* [PROBLEM STATEMENT]:
Find every line in the data that contains the word "Dentro". Return each of those lines.

* [DATA FOR THIS TASK]:
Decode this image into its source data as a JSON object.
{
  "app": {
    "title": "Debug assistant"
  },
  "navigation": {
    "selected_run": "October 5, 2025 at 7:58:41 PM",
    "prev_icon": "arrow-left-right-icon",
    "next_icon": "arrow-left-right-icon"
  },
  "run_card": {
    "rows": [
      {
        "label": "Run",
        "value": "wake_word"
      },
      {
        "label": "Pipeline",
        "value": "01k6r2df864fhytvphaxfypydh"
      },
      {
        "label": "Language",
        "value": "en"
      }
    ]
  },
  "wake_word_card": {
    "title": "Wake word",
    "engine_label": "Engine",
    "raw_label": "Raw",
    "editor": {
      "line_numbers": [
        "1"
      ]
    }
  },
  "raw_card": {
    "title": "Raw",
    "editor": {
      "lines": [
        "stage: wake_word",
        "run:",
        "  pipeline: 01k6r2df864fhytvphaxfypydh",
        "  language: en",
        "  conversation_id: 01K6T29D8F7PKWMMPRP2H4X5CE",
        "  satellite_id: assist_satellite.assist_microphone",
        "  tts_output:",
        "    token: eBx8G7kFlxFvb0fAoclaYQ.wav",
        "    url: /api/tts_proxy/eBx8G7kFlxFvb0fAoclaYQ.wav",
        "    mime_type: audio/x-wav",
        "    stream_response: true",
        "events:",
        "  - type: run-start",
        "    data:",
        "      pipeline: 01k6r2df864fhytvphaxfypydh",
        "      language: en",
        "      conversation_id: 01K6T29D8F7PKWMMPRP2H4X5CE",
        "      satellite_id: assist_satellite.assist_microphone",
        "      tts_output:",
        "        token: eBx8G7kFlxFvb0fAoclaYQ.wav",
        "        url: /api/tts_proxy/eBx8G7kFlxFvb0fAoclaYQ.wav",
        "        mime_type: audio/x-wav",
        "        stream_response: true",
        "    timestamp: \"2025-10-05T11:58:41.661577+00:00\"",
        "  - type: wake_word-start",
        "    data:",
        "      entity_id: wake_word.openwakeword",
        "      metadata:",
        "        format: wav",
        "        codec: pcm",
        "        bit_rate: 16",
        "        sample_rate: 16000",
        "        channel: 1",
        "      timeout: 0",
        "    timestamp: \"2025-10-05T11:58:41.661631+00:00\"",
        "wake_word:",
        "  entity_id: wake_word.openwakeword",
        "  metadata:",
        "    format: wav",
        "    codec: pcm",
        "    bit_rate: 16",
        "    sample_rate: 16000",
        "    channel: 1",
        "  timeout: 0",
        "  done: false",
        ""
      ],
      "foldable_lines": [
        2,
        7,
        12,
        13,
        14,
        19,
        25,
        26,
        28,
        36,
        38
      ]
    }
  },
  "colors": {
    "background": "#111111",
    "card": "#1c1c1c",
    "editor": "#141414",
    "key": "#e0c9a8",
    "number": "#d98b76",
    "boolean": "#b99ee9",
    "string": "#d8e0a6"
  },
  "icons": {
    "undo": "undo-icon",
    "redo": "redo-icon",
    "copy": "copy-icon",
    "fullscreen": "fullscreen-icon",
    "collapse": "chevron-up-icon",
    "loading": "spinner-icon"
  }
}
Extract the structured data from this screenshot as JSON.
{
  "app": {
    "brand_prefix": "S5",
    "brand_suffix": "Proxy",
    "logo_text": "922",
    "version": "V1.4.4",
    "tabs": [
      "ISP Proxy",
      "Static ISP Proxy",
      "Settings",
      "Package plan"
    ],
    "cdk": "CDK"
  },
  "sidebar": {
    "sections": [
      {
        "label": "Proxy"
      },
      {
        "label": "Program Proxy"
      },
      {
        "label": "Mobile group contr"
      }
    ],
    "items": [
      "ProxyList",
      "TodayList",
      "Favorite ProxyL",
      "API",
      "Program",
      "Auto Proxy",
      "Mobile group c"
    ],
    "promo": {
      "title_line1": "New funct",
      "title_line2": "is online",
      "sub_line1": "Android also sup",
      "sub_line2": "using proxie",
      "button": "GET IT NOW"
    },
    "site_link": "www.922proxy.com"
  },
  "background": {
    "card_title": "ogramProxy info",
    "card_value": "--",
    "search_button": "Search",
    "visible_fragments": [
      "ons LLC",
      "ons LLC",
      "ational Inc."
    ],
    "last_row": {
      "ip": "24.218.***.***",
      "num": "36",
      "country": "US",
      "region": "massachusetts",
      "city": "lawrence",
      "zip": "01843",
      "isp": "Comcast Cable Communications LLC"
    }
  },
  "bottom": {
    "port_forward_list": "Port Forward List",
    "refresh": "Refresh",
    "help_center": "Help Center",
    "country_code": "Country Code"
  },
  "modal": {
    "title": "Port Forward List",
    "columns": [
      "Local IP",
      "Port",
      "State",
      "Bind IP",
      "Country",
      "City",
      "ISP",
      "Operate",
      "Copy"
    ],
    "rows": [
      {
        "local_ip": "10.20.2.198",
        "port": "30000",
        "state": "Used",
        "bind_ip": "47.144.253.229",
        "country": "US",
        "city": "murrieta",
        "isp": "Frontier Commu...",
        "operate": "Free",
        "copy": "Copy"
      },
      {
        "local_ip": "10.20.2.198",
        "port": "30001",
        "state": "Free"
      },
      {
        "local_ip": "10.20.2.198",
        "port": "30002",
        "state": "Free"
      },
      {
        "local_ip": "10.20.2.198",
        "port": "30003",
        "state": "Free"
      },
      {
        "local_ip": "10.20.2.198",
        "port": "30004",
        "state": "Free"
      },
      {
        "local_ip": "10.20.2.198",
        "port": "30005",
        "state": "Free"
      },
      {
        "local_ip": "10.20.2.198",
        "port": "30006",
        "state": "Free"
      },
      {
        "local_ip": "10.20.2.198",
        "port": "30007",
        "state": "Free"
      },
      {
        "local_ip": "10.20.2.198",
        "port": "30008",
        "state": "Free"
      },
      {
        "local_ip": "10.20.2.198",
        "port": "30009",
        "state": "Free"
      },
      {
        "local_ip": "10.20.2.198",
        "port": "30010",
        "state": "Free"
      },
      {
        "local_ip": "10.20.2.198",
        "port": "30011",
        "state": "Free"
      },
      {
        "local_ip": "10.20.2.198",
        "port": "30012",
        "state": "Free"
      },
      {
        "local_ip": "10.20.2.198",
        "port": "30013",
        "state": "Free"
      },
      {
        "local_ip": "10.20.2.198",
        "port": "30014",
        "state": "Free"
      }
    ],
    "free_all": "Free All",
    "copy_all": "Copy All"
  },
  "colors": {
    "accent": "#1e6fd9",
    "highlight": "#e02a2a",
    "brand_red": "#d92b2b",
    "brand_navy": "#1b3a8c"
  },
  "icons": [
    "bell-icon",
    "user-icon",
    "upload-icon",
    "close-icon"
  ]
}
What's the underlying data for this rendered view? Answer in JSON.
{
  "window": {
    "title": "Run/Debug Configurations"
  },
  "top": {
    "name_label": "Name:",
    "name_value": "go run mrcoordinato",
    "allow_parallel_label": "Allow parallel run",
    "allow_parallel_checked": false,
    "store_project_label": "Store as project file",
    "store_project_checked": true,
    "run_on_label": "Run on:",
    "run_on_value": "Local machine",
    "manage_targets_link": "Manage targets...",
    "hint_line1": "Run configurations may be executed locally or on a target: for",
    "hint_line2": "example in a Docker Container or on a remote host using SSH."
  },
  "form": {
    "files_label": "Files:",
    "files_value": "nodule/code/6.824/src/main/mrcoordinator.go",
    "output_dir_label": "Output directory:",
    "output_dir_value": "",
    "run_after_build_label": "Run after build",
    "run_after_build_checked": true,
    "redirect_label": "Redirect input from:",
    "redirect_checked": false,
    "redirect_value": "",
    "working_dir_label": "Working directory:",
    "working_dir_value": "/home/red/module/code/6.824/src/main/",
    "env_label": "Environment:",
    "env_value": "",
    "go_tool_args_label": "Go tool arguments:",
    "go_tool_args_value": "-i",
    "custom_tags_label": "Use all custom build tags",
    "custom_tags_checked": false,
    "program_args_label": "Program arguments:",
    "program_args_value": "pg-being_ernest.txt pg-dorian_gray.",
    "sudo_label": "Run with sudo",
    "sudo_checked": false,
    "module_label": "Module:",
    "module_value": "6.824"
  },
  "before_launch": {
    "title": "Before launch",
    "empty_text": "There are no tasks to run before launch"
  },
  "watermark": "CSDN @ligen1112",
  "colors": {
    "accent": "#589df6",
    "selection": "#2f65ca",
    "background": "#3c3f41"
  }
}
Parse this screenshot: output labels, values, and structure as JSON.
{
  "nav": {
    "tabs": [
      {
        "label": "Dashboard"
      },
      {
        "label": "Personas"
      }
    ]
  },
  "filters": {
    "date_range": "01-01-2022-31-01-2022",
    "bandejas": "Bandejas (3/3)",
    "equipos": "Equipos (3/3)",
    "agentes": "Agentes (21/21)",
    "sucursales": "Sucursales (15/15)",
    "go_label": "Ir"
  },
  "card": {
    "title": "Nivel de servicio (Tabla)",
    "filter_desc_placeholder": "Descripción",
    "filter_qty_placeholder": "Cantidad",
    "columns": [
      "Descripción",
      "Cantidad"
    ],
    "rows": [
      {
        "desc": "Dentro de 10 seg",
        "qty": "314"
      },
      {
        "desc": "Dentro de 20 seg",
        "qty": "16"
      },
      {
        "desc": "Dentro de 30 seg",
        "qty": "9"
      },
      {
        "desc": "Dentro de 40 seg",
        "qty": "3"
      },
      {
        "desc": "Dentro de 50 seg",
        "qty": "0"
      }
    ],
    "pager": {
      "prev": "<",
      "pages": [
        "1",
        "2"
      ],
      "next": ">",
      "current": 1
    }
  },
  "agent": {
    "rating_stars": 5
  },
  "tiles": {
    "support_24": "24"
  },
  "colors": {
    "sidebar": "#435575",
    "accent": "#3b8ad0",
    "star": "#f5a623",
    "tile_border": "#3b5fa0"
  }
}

* [OUTPUT FOR THIS TASK]:
        "desc": "Dentro de 10 seg",
        "desc": "Dentro de 20 seg",
        "desc": "Dentro de 30 seg",
        "desc": "Dentro de 40 seg",
        "desc": "Dentro de 50 seg",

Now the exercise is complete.